THE PROBLEM :: Look through the entries below and report every line that has "arrow".

─── DATA TO PROCESS ───

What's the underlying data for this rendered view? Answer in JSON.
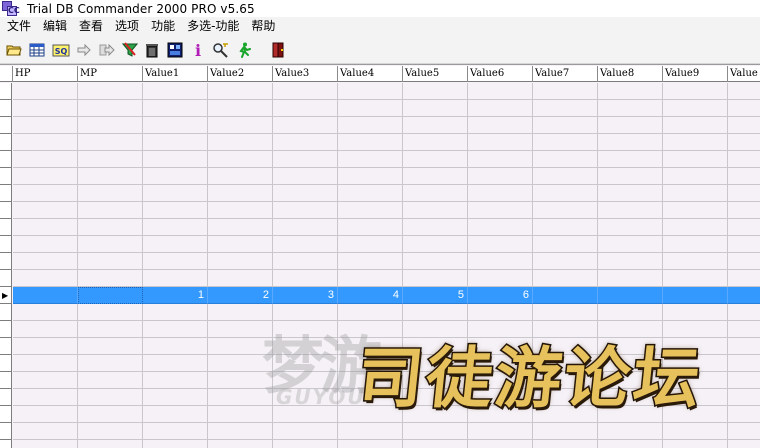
{
  "window": {
    "title": "Trial DB Commander 2000 PRO v5.65",
    "icon": "db-commander-app-icon",
    "icon_letters": "CC"
  },
  "menubar": {
    "items": [
      "文件",
      "编辑",
      "查看",
      "选项",
      "功能",
      "多选-功能",
      "帮助"
    ]
  },
  "toolbar": {
    "buttons": [
      {
        "icon": "open-folder-icon"
      },
      {
        "icon": "table-grid-icon"
      },
      {
        "icon": "sql-query-icon",
        "label": "SQ"
      },
      {
        "icon": "arrow-right-icon"
      },
      {
        "icon": "export-arrow-icon"
      },
      {
        "icon": "filter-funnel-icon"
      },
      {
        "icon": "trash-delete-icon"
      },
      {
        "icon": "database-image-icon"
      },
      {
        "icon": "info-icon",
        "label": "i"
      },
      {
        "icon": "search-key-icon"
      },
      {
        "icon": "run-man-icon"
      },
      {
        "icon": "exit-door-icon"
      }
    ]
  },
  "grid": {
    "columns": [
      "HP",
      "MP",
      "Value1",
      "Value2",
      "Value3",
      "Value4",
      "Value5",
      "Value6",
      "Value7",
      "Value8",
      "Value9",
      "Value"
    ],
    "selected_row": {
      "indicator": "▶",
      "cells": [
        "",
        "",
        "1",
        "2",
        "3",
        "4",
        "5",
        "6",
        "",
        "",
        "",
        ""
      ]
    }
  },
  "watermark": {
    "faint_text": "梦游",
    "sub_text": "GUYOU",
    "main_text": "司徒游论坛"
  }
}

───

ANSWER BOX ::
        "icon": "arrow-right-icon"
        "icon": "export-arrow-icon"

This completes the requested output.